Anyway, I remember my father shaking Lawry’s Seasoned Salt on it, or to be truly local, his favorite Pappy’s Seasoning, made right there in our hometown of Fresno, CA.

Recently I was reminded of all this, after reading this bizarre but utterly hilarious news story, tracked back to the Fresno Bee:
Burglar victims wake to spice rub, sausage attack

also headlined in the San Jose Mercury News as:
Burglar rubs spices on sleeping man, whacks another with a sausage and a dog eats the evidence

I think that pretty much sums it up. Only in a place like Fresno, I guess.
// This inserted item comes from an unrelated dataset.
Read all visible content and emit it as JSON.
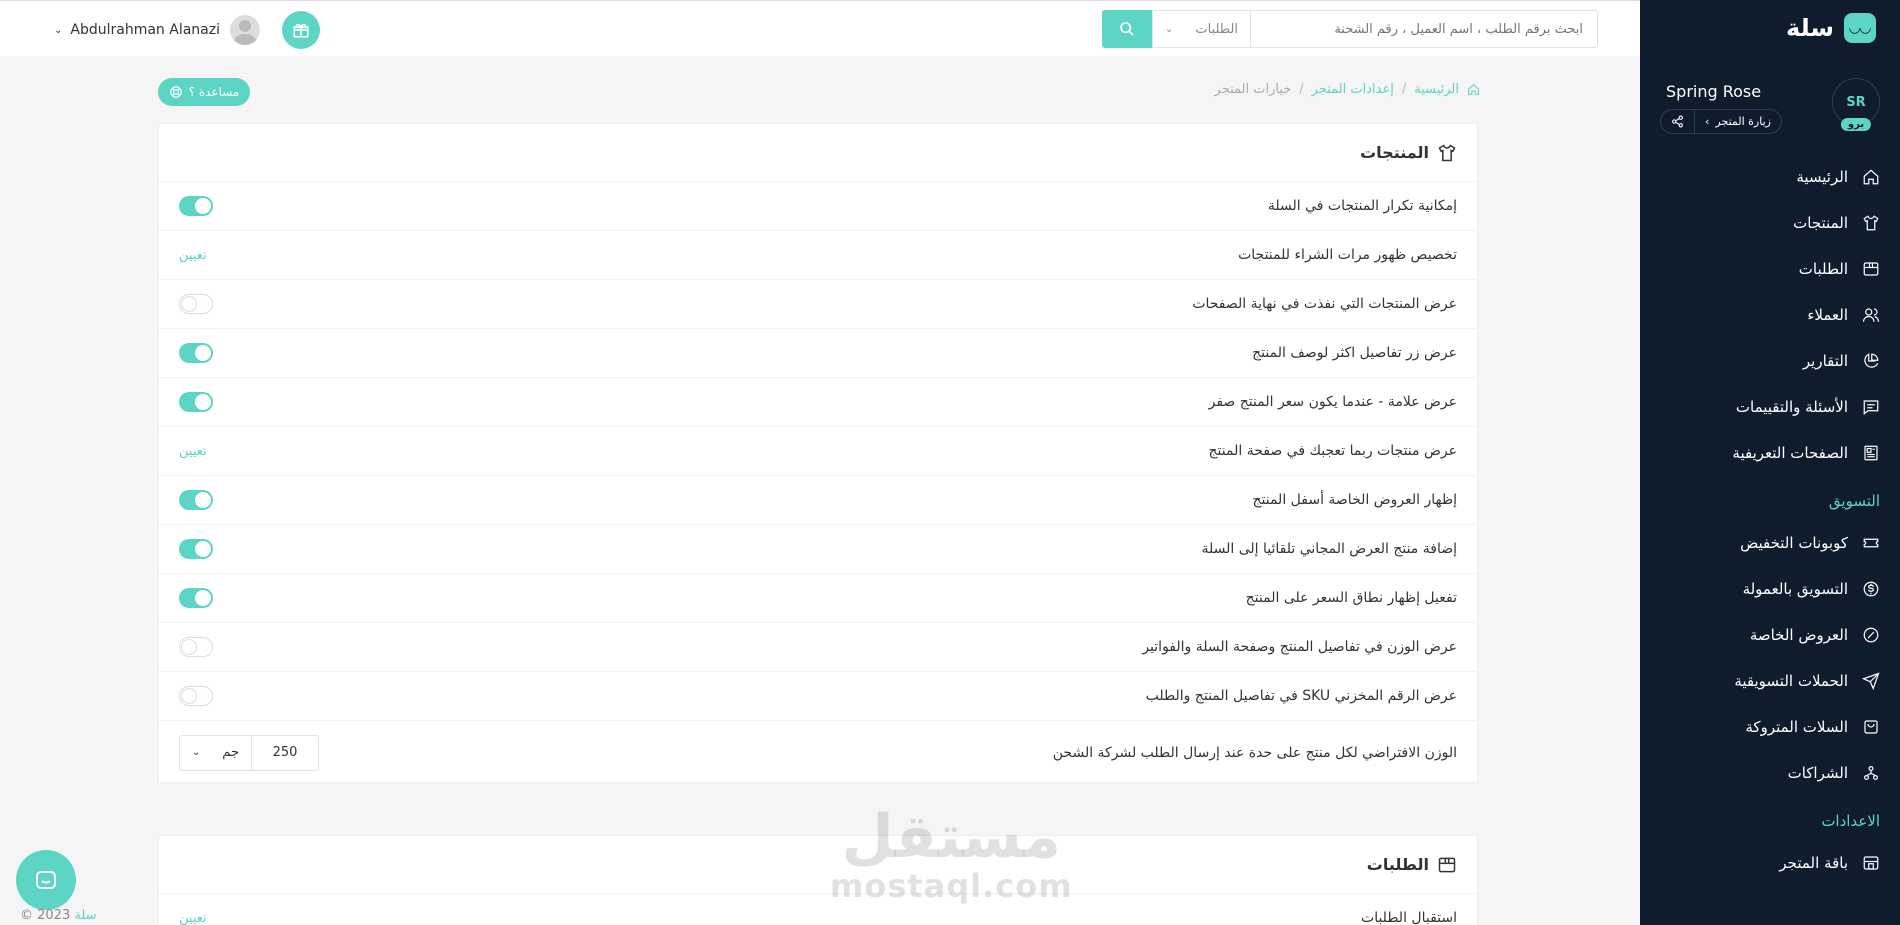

And I did really appreciate the fact that they specifically identified the seasoning, giving props to the hometown. Sometimes with all the heavy heavy stuff going on in the world, you need to hear a kooky story like this to make your day.

Selective Memory

The other day I was driving in the car with the radio on and came to the realization (after the full extended version played) that I STILL know all the lyrics to Rappers Delight.

I was oddly both proud and embarrassed at the same time. I don’t understand why my retention of knowledge from the past is mostly centered around short-lived ABC TV sitcoms, obscure actors and pop music from the 70s and 80s. How is this useful in any way, to me now?

The answer is, it’s in no way useful, except at gatherings with friends playing “name that classic rock tune” when no one has access to an iPhone or computer with Google. If only I could do this for money.

Anyway, a few years back, my friend Laura sent me this website quiz and I just recently re-took the test. Scored a 101 without cheating. I feel like I could have done better if I hadn’t been so spontaneous in jumping into the quiz (sometimes you have to warm up and stretch a little, before a challenge like this).

Right now I can just see Rob muttering to himself what a crazy wack-job he married.

But I really want to know, how did YOU do on the quiz?

Japanese Surrealism

This is the most bizarre thing I’ve seen in a while. It very easily could have been an SNL sketch. My favorite is the Japanese Cyndi Lauper.